3. The crucial action of constructing meaning is mental: it happens in the mind. Physical actions, hands-on experience may be necessary for learning, especially for children, but it is not sufficient; we need to provide activities which engage the mind as well as the hands.9 (Dewey called this reflective activity.) 4. Learning involves language: the language we use influences learning. On the empirical level researchers have noted that people talk to themselves as they learn. On a more general level, there is a collection of arguments, presented most forcefully by Vigotsky, that language and learning are inextricably intertwined. 5. Learning is a social activity: our learning is intimately associated with our connection with other human beings, our teachers, our peers, our family as well as casual acquaintances, including the people before us or next to us at the exhibit. We are more likely to be successful in our efforts to educate if we recognize this principle rather than try to avoid it. Much of traditional education, as Dewey pointed out, is directed towards isolating the learner from all social interaction, and towards seeing education as a one-on-one relationship between the learner and the objective material to be learned.
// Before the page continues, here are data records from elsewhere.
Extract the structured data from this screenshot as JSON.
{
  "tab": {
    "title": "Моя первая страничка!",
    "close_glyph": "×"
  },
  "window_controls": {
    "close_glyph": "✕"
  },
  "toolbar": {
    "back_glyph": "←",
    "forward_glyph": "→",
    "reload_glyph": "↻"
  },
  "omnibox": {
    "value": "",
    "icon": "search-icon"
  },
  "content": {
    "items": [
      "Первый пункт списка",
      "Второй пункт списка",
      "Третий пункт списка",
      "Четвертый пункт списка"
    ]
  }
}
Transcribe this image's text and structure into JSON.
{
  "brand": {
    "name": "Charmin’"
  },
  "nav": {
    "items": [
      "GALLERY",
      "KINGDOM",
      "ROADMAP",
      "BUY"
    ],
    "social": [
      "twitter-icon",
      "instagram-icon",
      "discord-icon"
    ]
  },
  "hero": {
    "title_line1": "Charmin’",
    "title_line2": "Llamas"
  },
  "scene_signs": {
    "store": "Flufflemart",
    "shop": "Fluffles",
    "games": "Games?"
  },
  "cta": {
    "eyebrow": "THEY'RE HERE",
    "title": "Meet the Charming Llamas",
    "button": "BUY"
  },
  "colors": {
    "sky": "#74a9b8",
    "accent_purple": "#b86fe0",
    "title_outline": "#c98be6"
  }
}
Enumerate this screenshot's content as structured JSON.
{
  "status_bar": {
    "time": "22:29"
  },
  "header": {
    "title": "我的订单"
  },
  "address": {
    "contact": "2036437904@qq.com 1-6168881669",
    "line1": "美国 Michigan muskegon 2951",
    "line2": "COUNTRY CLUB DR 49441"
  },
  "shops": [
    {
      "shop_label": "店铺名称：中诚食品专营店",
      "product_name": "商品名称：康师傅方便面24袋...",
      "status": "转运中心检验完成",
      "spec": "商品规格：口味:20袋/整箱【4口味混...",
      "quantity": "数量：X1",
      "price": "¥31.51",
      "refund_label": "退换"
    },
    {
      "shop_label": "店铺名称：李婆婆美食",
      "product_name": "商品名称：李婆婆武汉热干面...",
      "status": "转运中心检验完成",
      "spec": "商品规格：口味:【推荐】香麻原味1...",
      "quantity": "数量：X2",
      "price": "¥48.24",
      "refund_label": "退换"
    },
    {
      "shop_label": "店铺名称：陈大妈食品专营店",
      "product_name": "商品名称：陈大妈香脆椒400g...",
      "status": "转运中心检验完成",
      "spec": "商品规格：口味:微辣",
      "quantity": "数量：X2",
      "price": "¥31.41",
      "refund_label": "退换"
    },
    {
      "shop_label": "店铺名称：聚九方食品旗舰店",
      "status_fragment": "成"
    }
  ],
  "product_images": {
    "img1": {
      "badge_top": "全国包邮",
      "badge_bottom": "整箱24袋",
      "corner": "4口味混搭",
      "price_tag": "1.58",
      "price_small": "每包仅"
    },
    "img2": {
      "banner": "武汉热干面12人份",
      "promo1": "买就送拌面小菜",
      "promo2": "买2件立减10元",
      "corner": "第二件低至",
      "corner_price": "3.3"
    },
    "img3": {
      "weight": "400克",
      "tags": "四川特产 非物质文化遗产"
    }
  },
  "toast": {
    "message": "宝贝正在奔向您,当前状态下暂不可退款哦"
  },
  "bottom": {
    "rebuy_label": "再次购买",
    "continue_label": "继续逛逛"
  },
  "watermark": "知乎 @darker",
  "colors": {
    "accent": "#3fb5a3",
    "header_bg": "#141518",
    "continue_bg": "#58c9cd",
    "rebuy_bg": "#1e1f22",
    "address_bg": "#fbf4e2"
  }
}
In contrast, progressive education (to continue to use Dewey's formulation) recognizes the social aspect of learning and uses conversation, interaction with others, and the application of knowledge as an integral aspect of learning. 6. Learning is contextual: we do not learn isolated facts and theories in some abstract ethereal land of the mind separate from the rest of our lives: we learn in relationship to what else we know, what we believe, our prejudices and our fears. On reflection, it becomes clear that this point is actually a corollary of the idea that learning is active and social. We cannot divorce our learning from our lives. 7. One needs knowledge to learn: it is not possible to assimilate new knowledge without having some structure developed from previous knowledge to build on. 14 The more we know, the more we can learn. Therefore any effort to teach must be connected to the state of the learner, must provide a path into the subject for the learner based on that learner's previous knowledge. 15 8. It takes time to learn: learning is not instantaneous. For significant learning we need to revisit ideas, ponder them try them out, play with them and use them. This cannot happen in the 5-10 minutes usually spent in a gallery (and certainly not in the few seconds usually spent contemplating a single museum object.) If you reflect on anything you have learned, you soon realize that it is the product of repeated exposure and thought. Even, or especially, moments of profound insight, can be traced back to longer periods of preparation. 9. Motivation is a key component in learning. Not only is it the case that motivation helps learning, it is essential for learning. This ideas of motivation as described here is broadly conceived to include an understanding of ways in which the knowledge can be used. Unless we know "the reasons why", we may not be very involved in using the knowledge that may be instilled in us. even by the most severe and direct teaching. 16